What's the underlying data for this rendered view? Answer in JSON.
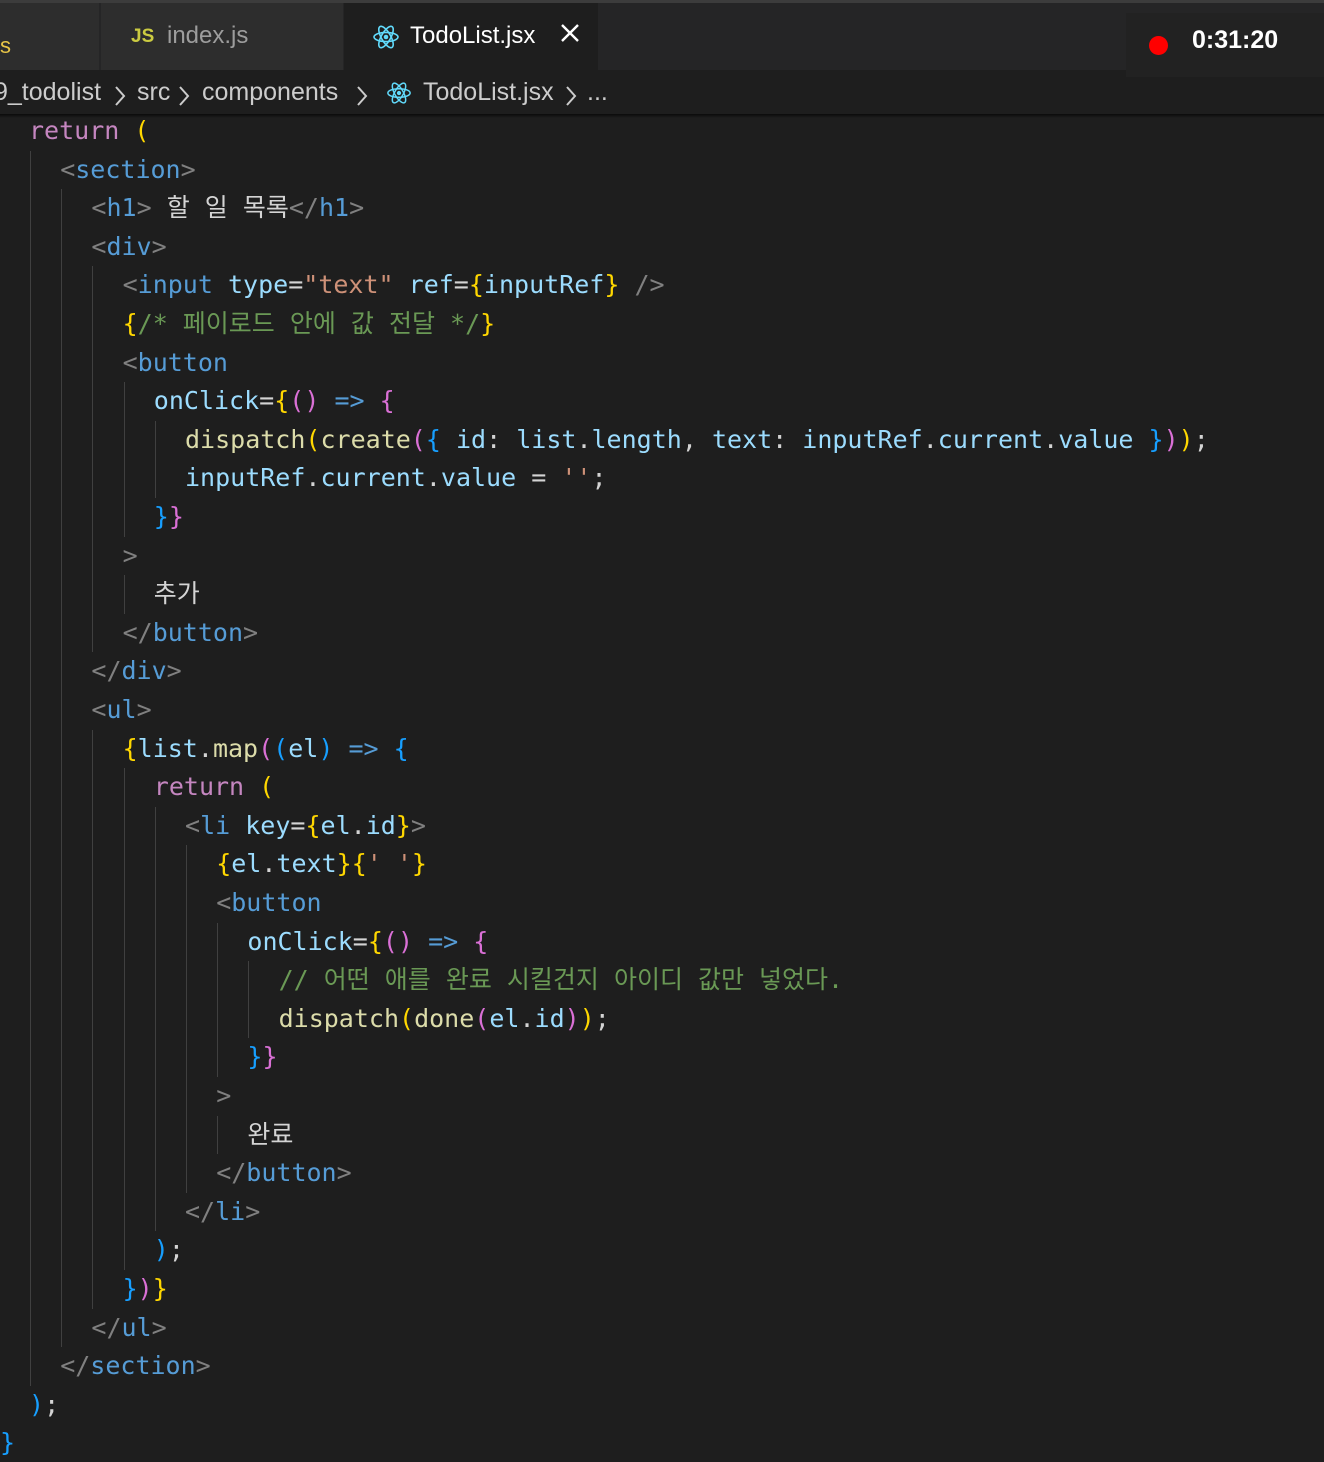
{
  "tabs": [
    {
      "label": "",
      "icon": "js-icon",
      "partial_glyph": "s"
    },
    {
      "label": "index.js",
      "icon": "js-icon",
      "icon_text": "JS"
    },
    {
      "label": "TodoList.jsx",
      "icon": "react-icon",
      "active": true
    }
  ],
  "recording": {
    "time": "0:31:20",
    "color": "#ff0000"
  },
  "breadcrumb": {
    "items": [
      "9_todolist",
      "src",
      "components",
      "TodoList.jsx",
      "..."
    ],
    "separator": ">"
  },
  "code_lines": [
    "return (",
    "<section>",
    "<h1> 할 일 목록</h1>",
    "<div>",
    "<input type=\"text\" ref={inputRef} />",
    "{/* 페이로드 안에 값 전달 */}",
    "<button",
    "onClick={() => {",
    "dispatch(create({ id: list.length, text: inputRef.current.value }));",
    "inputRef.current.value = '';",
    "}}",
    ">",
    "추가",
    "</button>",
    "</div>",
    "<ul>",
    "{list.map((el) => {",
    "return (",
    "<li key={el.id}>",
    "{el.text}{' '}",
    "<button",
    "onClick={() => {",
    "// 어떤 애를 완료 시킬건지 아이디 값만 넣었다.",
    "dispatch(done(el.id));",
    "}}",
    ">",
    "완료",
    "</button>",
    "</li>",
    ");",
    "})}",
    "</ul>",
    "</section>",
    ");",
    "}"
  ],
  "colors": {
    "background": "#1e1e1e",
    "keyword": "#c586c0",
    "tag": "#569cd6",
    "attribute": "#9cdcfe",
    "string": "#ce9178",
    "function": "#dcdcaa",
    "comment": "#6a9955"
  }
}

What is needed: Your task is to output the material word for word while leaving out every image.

Response:
What's the underlying data for this rendered view? Answer in JSON.
{
  "tabs": [
    {
      "label": "",
      "icon": "js-icon",
      "partial_glyph": "s"
    },
    {
      "label": "index.js",
      "icon": "js-icon",
      "icon_text": "JS"
    },
    {
      "label": "TodoList.jsx",
      "icon": "react-icon",
      "active": true
    }
  ],
  "recording": {
    "time": "0:31:20",
    "color": "#ff0000"
  },
  "breadcrumb": {
    "items": [
      "9_todolist",
      "src",
      "components",
      "TodoList.jsx",
      "..."
    ],
    "separator": ">"
  },
  "code_lines": [
    "return (",
    "<section>",
    "<h1> 할 일 목록</h1>",
    "<div>",
    "<input type=\"text\" ref={inputRef} />",
    "{/* 페이로드 안에 값 전달 */}",
    "<button",
    "onClick={() => {",
    "dispatch(create({ id: list.length, text: inputRef.current.value }));",
    "inputRef.current.value = '';",
    "}}",
    ">",
    "추가",
    "</button>",
    "</div>",
    "<ul>",
    "{list.map((el) => {",
    "return (",
    "<li key={el.id}>",
    "{el.text}{' '}",
    "<button",
    "onClick={() => {",
    "// 어떤 애를 완료 시킬건지 아이디 값만 넣었다.",
    "dispatch(done(el.id));",
    "}}",
    ">",
    "완료",
    "</button>",
    "</li>",
    ");",
    "})}",
    "</ul>",
    "</section>",
    ");",
    "}"
  ],
  "colors": {
    "background": "#1e1e1e",
    "keyword": "#c586c0",
    "tag": "#569cd6",
    "attribute": "#9cdcfe",
    "string": "#ce9178",
    "function": "#dcdcaa",
    "comment": "#6a9955"
  }
}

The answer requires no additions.